In recent years, freelancing has become an increasingly popular career choice. But, one generation, in particular, is embracing it: millennials.
Even more than Netflix and avocado toast, millennials love working for themselves.
From writers and designers to Uber drivers and paid shoppers, freelancing has grown in nearly every industry. To date, 57 million Americans do some type of freelance work. As of 2019, freelancers make up 35% of U.S. workers.
As the majority of the workforce, millennials have led the freelancing charge and are helping shape a new understanding of what constitutes a career.
But why are millennials embracing freelancing? What does this generation find so enticing about the gig economy? How are they uniquely positioned to succeed in it?
Freelancing Offers Flexibility
Where baby boomers reveled in the 9-to-5 grind, millennials value flexibility and seek work-life balance. This generation wants to make their own schedules, select their own projects and work with their own dream clients.
Thanks to the sharing economy, there is an abundance of opportunities for millennials to freelance and establish their own hours. Similarly, there are fewer barriers to getting started in the gig economy. For example, it’s much easier to start driving and earning money with a ride-sharing service like Lyft than it is to get hired by a traditional taxi company.
Whether getting started or establishing a regular work schedule, flexibility is a top priority for millennials. In fact, a FlexJobs survey revealed that 82% of millennial-aged respondents believe work flexibility is the most important factor when evaluating a job prospect. That edged out the 80% of respondents who said salary is most important.
Millennials Want More Than Money
Flexibility isn’t the only thing millennials value more than money. This generation’s idea of fair compensation equates to more than just a paycheck.
Millennials want to do work that matters.
In addition to striking a healthy balance between their professional and personal lives, millennials seek meaningful work opportunities. That’s one of the reasons many millennials have a love-hate relationship with traditional careers. While some can appreciate the job security and salary, many refuse to settle to work for companies or bosses who don’t encourage their dreams or embolden their creativity.
Even as students, this generation abandoned tradition in favor of purpose-driven work. Rather than waiting tables or bartending after class, many millennials started freelancing in college so they could build their portfolios and jumpstart their careers prior to graduation.

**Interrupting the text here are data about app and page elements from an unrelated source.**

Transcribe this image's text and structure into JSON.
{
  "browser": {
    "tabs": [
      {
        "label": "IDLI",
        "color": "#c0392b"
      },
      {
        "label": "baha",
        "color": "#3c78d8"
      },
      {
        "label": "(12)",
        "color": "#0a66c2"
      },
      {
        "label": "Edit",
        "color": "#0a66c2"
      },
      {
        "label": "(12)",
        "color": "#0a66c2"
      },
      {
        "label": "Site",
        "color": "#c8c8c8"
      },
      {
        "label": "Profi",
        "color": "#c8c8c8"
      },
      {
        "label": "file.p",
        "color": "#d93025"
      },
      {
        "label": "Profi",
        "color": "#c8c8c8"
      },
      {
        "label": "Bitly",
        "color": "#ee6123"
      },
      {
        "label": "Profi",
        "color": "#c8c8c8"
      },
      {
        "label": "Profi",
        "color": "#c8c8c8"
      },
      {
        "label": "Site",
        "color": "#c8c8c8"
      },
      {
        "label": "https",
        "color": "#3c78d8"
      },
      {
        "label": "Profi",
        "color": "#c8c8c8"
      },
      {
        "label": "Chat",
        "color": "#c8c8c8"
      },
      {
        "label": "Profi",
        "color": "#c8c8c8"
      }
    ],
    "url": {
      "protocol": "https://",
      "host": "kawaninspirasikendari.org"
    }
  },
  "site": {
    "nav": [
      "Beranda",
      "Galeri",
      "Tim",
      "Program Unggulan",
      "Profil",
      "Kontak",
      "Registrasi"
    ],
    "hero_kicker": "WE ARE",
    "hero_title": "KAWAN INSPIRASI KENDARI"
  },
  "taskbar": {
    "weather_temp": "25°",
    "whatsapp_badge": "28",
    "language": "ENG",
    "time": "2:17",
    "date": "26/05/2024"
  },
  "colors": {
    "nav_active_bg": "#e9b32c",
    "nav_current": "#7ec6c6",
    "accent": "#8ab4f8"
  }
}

Instead of the usual student jobs, many millennials took advantage of technology to begin creating a freelance brand. They created dedicated websites, blogged their hearts out and connected with clients online.
Technology Opens Doors

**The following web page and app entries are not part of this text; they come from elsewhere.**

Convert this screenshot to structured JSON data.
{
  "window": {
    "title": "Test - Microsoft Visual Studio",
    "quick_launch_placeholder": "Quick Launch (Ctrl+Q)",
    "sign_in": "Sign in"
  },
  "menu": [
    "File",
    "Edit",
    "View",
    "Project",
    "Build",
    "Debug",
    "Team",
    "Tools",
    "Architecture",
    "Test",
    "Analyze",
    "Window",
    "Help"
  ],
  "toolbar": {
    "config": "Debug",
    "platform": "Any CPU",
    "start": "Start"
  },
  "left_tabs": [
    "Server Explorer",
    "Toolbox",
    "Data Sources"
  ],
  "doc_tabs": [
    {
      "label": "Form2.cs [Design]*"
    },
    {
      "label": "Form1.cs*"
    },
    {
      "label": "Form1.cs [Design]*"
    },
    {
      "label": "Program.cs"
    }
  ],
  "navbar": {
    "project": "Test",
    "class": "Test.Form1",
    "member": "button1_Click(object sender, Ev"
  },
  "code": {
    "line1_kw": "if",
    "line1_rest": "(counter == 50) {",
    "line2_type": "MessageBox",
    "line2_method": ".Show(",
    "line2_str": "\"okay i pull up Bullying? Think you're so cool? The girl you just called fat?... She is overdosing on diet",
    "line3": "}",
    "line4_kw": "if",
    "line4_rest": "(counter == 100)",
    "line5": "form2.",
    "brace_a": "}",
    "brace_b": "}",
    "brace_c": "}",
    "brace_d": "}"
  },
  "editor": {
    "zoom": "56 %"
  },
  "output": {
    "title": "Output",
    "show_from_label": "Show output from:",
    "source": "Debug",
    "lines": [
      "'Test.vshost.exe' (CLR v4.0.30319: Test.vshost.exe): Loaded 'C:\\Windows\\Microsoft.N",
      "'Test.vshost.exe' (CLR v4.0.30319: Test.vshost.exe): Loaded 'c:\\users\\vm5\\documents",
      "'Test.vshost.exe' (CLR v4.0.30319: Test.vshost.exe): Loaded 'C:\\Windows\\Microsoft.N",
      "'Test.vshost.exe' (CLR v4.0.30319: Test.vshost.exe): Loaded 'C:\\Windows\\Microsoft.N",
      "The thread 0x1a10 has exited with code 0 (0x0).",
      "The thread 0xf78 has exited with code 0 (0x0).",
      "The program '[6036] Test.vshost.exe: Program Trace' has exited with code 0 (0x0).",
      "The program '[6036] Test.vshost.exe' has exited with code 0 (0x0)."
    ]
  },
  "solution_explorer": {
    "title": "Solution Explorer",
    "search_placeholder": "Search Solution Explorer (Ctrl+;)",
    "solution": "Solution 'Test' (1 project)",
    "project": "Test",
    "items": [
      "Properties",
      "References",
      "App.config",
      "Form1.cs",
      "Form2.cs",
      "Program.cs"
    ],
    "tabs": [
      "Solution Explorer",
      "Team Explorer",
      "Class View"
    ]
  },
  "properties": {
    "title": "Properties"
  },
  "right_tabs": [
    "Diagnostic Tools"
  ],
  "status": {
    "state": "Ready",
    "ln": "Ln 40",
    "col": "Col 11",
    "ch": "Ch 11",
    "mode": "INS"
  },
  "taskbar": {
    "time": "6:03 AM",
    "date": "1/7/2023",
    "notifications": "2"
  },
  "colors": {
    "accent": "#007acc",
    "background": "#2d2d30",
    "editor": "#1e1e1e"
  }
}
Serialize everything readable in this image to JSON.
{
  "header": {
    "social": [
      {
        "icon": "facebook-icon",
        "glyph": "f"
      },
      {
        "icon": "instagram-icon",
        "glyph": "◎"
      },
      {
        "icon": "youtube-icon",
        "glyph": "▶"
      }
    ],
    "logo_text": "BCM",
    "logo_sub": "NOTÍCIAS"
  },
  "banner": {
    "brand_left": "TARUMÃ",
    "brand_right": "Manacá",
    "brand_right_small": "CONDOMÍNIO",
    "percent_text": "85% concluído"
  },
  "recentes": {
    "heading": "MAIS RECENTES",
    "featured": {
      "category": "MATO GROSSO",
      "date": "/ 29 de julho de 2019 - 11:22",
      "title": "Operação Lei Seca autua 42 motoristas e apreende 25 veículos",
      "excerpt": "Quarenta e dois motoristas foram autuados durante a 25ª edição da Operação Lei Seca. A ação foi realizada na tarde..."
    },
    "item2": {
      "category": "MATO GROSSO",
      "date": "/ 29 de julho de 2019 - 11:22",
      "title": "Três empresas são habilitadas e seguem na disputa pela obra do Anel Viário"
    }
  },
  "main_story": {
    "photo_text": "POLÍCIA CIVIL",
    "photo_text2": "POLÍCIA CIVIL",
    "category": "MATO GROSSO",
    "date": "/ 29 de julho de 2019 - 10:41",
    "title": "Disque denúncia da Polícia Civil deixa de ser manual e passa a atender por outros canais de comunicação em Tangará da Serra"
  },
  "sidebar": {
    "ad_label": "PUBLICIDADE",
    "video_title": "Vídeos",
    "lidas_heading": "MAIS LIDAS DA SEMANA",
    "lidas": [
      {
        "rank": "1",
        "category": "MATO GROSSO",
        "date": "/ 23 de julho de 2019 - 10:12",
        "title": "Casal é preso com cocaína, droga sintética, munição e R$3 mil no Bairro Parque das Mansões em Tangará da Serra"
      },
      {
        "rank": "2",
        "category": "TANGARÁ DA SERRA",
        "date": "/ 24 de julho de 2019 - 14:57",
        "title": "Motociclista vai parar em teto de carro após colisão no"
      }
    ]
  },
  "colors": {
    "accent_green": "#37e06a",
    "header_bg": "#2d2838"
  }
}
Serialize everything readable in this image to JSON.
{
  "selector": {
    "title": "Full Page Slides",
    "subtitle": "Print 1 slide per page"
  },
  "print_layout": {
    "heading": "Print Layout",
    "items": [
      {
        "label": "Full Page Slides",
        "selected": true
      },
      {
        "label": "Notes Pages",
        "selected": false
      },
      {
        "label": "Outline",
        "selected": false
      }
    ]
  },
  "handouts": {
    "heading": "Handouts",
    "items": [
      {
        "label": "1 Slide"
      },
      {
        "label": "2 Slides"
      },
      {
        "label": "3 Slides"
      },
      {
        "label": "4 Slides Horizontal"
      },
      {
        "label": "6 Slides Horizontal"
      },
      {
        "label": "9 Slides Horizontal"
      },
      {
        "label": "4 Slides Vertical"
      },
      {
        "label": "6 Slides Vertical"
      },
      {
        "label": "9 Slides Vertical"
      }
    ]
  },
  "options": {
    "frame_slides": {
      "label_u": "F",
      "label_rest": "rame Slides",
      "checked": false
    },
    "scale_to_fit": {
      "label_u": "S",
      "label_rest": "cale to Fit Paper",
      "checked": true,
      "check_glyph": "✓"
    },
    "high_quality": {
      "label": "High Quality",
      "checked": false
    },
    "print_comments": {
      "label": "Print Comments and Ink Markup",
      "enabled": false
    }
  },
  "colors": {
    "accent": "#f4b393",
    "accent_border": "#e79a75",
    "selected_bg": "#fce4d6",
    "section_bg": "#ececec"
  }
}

More so than any generation before them, millennials understand the power of technology and have used it to teach themselves skills ranging from video editing to graphic design. Having grown up using the internet to investigate their interests, they now use it to bolster their work portfolio.
With the internet, you can learn anything. With technology, you can learn it anywhere.
Unlike their parents’ generation, which was content to work in an office 40-plus hours a week, millennials don’t want to be tethered to a desk. They recognize that one of the advantages of technology is that they can work from anywhere.
While working from anywhere, millennials use technology to combat some of the challenges of working remotely. For freelancers, it can be difficult to maintain good communication when working in different locations and, sometimes, time zones. Fortunately, cloud-based collaborative technology like Slack, Zoom and Google Drive has helped facilitate better communication among freelancers working remotely.
From the technology to work remotely and the resources to independently build their skills to flexibility and better work-life balance, it’s no wonder millennials are embracing freelancing. This generation has demonstrated both the ability and the desire to make work work for them.
About Beau Peters